Dr. Jacqueline B. Sallade offers advice for maintaining your mental health.
"I just can't help myself." "I start and I can't stop." "It's like something comes over me." "I couldn't do.....I don't know why." These are some of the comments people make when they engage in compulsive behaviors. Yes, it does feel like the behavior, habit, or even certain moods come on, take over and have a life of their own. People depersonalize to some extent, go into a trance, to numb out feelings and thoughts, and it hurts to face reality, take charge and exercise self-control.
Real physical addiction, like alcoholism, does come with a desparate physical craving, of course. Even with addictions, when people stop, they realize there's choice involved. Biochemistry plays a role in moods, too, but changing environment and behavior changes biochemistry, in turn. I'm talking about compulsive eating, choosing to stay home when going out would help overcome anxiety, and other behaviors over which there's choice. (I know I've written too much about taking personal responsibility for harmful behavior, so I promise not to keep belaboring this point in future posts.) It's just that it's so easy not to think .

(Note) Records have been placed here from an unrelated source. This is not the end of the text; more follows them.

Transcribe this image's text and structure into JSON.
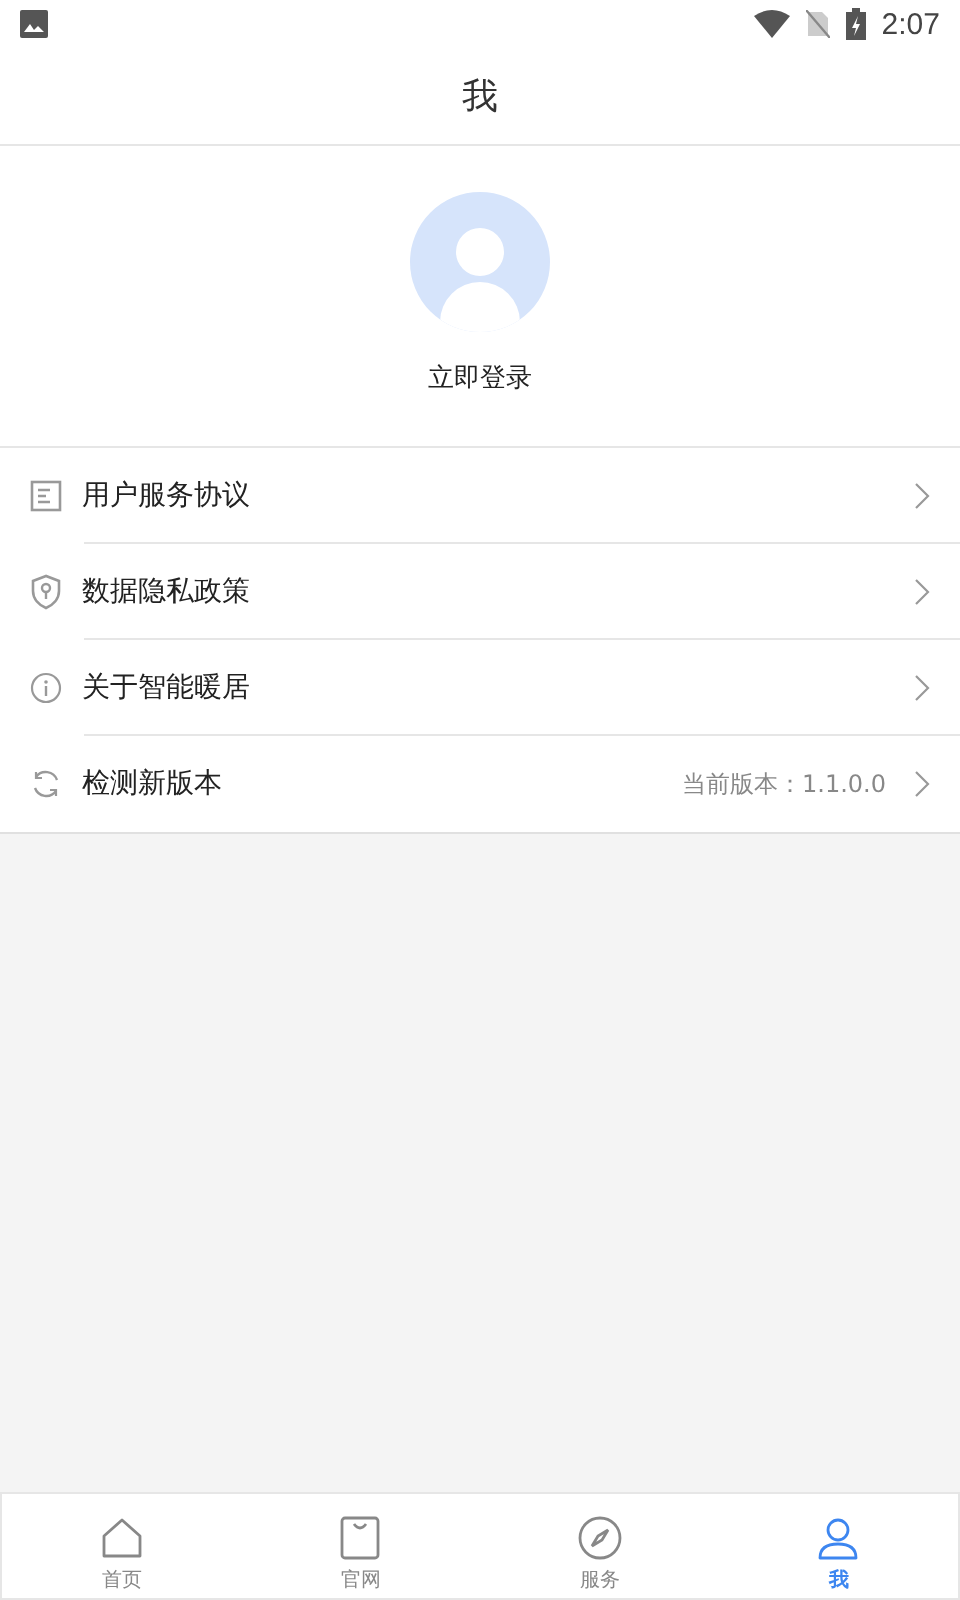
{
  "status_bar": {
    "time": "2:07"
  },
  "header": {
    "title": "我"
  },
  "profile": {
    "login": "立即登录"
  },
  "menu": [
    {
      "kind": "document",
      "label": "用户服务协议"
    },
    {
      "kind": "shield",
      "label": "数据隐私政策"
    },
    {
      "kind": "info",
      "label": "关于智能暖居"
    },
    {
      "kind": "refresh",
      "label": "检测新版本",
      "value": "当前版本：1.1.0.0"
    }
  ],
  "tabs": [
    {
      "kind": "home",
      "label": "首页",
      "selected": false
    },
    {
      "kind": "bag",
      "label": "官网",
      "selected": false
    },
    {
      "kind": "compass",
      "label": "服务",
      "selected": false
    },
    {
      "kind": "person",
      "label": "我",
      "selected": true
    }
  ]
}
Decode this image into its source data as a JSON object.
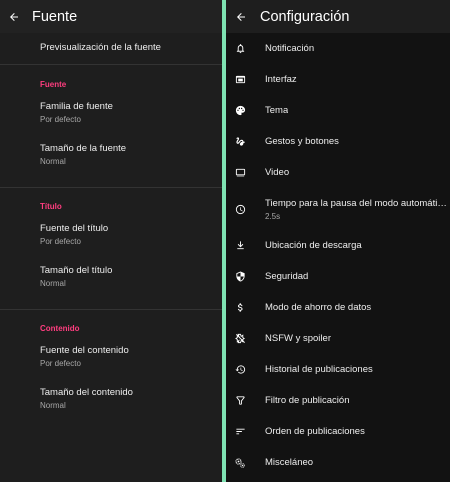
{
  "left": {
    "title": "Fuente",
    "preview_label": "Previsualización de la fuente",
    "sections": [
      {
        "category": "Fuente",
        "items": [
          {
            "title": "Familia de fuente",
            "value": "Por defecto"
          },
          {
            "title": "Tamaño de la fuente",
            "value": "Normal"
          }
        ]
      },
      {
        "category": "Título",
        "items": [
          {
            "title": "Fuente del título",
            "value": "Por defecto"
          },
          {
            "title": "Tamaño del título",
            "value": "Normal"
          }
        ]
      },
      {
        "category": "Contenido",
        "items": [
          {
            "title": "Fuente del contenido",
            "value": "Por defecto"
          },
          {
            "title": "Tamaño del contenido",
            "value": "Normal"
          }
        ]
      }
    ]
  },
  "right": {
    "title": "Configuración",
    "items": [
      {
        "label": "Notificación",
        "icon": "bell-icon"
      },
      {
        "label": "Interfaz",
        "icon": "window-icon"
      },
      {
        "label": "Tema",
        "icon": "palette-icon"
      },
      {
        "label": "Gestos y botones",
        "icon": "gesture-icon"
      },
      {
        "label": "Video",
        "icon": "monitor-icon"
      },
      {
        "label": "Tiempo para la pausa del modo automáti…",
        "sub": "2.5s",
        "icon": "clock-icon"
      },
      {
        "label": "Ubicación de descarga",
        "icon": "download-icon"
      },
      {
        "label": "Seguridad",
        "icon": "shield-icon"
      },
      {
        "label": "Modo de ahorro de datos",
        "icon": "dollar-icon"
      },
      {
        "label": "NSFW y spoiler",
        "icon": "nsfw-icon"
      },
      {
        "label": "Historial de publicaciones",
        "icon": "history-icon"
      },
      {
        "label": "Filtro de publicación",
        "icon": "filter-icon"
      },
      {
        "label": "Orden de publicaciones",
        "icon": "sort-icon"
      },
      {
        "label": "Misceláneo",
        "icon": "settings-icon"
      }
    ]
  },
  "colors": {
    "accent_category": "#ff3d7f",
    "divider": "#7ee2b2"
  }
}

It's a form of learned helplessness and dependency in which it seems easier to suffer the repercussions of the depressive or compulsive behavior than to handle or accept life as it is. Truth is, though, that it's no harder to deal with real feelings, real situations, and real people than to hide behind a disability, once a person gets used to taking responsibility for herself. In fact, while engaged in the disabling behavior, he has that problem plus whatever he's not facing. Being real, ultimately, feels good because there's an integrity to being authentic.